Quantitative easing is when the Fed (or another country’s central bank) buys up large amounts of bonds.
It’s one type of monetary policy tool the Fed can use to try to help the economy when it needs a boost.
How it works
Quantitative easing works by lowering interest rates on long-term bonds. Here’s how:
Step 1: The Fed starts buying lots of bonds (think hundreds of billions of dollars) in the bond market.
Step 2: This creates lots of new demand, which pushes bond prices up.
Step 3: Bond prices and interest rates always move in opposite directions. So as bond prices rise, interest rates fall.
With lower interest rates, it’s cheaper for businesses and consumers to take out loans and make investments. More borrowing and investing can help the economy start to regain its momentum and turn around from a slowdown.
Central banks may turn to quantitative easing as a second-resort option.

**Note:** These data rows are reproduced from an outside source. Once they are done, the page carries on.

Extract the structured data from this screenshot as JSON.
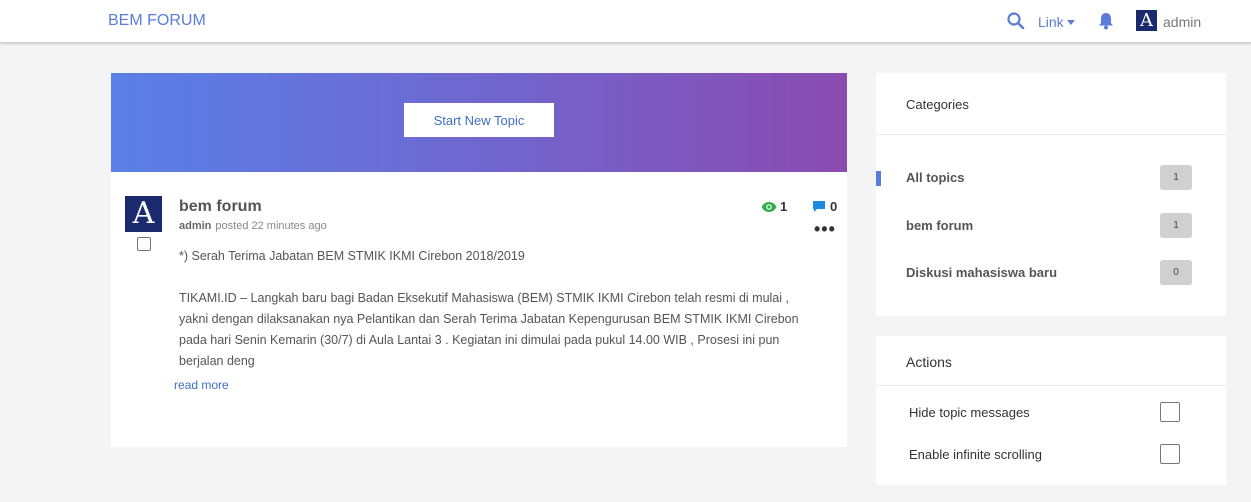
{
  "navbar": {
    "brand": "BEM FORUM",
    "link_label": "Link",
    "user_initial": "A",
    "username": "admin"
  },
  "main": {
    "new_topic_label": "Start New Topic",
    "topic": {
      "avatar_initial": "A",
      "title": "bem forum",
      "author": "admin",
      "posted": "posted 22 minutes ago",
      "views": "1",
      "comments": "0",
      "more": "•••",
      "paragraphs": [
        "*) Serah Terima Jabatan BEM STMIK IKMI Cirebon 2018/2019",
        "TIKAMI.ID – Langkah baru bagi Badan Eksekutif Mahasiswa (BEM) STMIK IKMI Cirebon telah resmi di mulai , yakni dengan dilaksanakan nya Pelantikan dan Serah Terima Jabatan Kepengurusan BEM STMIK IKMI Cirebon pada hari Senin Kemarin (30/7) di Aula Lantai 3 . Kegiatan ini dimulai pada pukul 14.00 WIB , Prosesi ini pun berjalan deng"
      ],
      "read_more": "read more"
    }
  },
  "sidebar": {
    "categories_heading": "Categories",
    "categories": [
      {
        "label": "All topics",
        "count": "1",
        "active": true
      },
      {
        "label": "bem forum",
        "count": "1",
        "active": false
      },
      {
        "label": "Diskusi mahasiswa baru",
        "count": "0",
        "active": false
      }
    ],
    "actions_heading": "Actions",
    "actions": [
      {
        "label": "Hide topic messages",
        "checked": false
      },
      {
        "label": "Enable infinite scrolling",
        "checked": false
      }
    ]
  },
  "colors": {
    "accent": "#5b7cd9",
    "avatar_bg": "#1a2a6c",
    "banner_start": "#5a80e8",
    "banner_end": "#8a4bb0",
    "views_icon": "#2bb04a",
    "comments_icon": "#1e88e5"
  },
  "icons": {
    "search": "search-icon",
    "bell": "bell-icon",
    "eye": "eye-icon",
    "comment": "comment-icon",
    "more": "more-dots-icon"
  }
}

Usually, their first resort is to lower short-term interest rates. In the U.S., the Fed does this by reducing the:
- Federal funds rate—the interest rate banks charge one another on overnight loans
- Discount rate—the rate the Fed charges banks on loans
However, those two interest rates only apply to very short-term loans (like loans made for one day), and lowering those rates doesn’t do much to affect the interest rates that you might pay on a mortgage or that a business might pay on a loan.
Quantitative easing can let the Fed reduce interest rates throughout the economy, which can have a bigger impact on restarting economic growth.
What it buys
In theory, central banks can buy any type of bond when they engage in quantitative easing. In practice, they typically buy:
- Government bonds, like Treasuries
- Corporate bonds
- Mortgage-backed securities
Like any type of economic intervention, quantitative easing can be controversial and comes with risks. Those can include:
- Rising inflation—buying bonds increases the amount of money in circulation, which can lead to inflation.
- Ineffectiveness—if quantitative easing doesn’t lower interest rates as promised, investors may start to doubt whether the Fed is really in control of the situation. That kind of doubt and worry can lead to a downward economic spiral.
- A bumpy ending—eventually, the Fed will have to stop buying bonds and let interest rates rise. But rising rates can potentially send the economy back into a downturn.
But all in all, the consensus is that quantitative easing programs (like the types many central banks used in the aftermath of the 2008-09 financial crisis) have been successful in turning struggling economies around.
Quantitative easing is when the Fed (or another central bank) buys up lots of bonds. It’s one tool central banks can use to help restart a slowing economy. Quantitative easing works by lowering interest rates on long-term loans, which can make it cheaper for businesses and consumers to borrow and invest.
- The Fed bought about $3 trillion of bonds and mortgage-backed securities as part of its immediate response to the 2008-09 financial crisis.
- Although quantitative easing (or “QE” as finance types call it) is mainly associated with the 08-09 crisis, it became just as important a tool in supporting the economy during the coronavirus recession, with the Fed buying trillions of dollars in assets during 2020.
- You can measure the total scale of the Fed’s quantitative easing programs by looking at the size of its balance sheet. The Fed’s assets have grown from $900 billion in 2008 to $4.5 trillion in 2015 to more than $7 trillion in 2020.
Quantitative easing is like calling an ex; it’s a last resort and can point to a depression. — Napkin Finance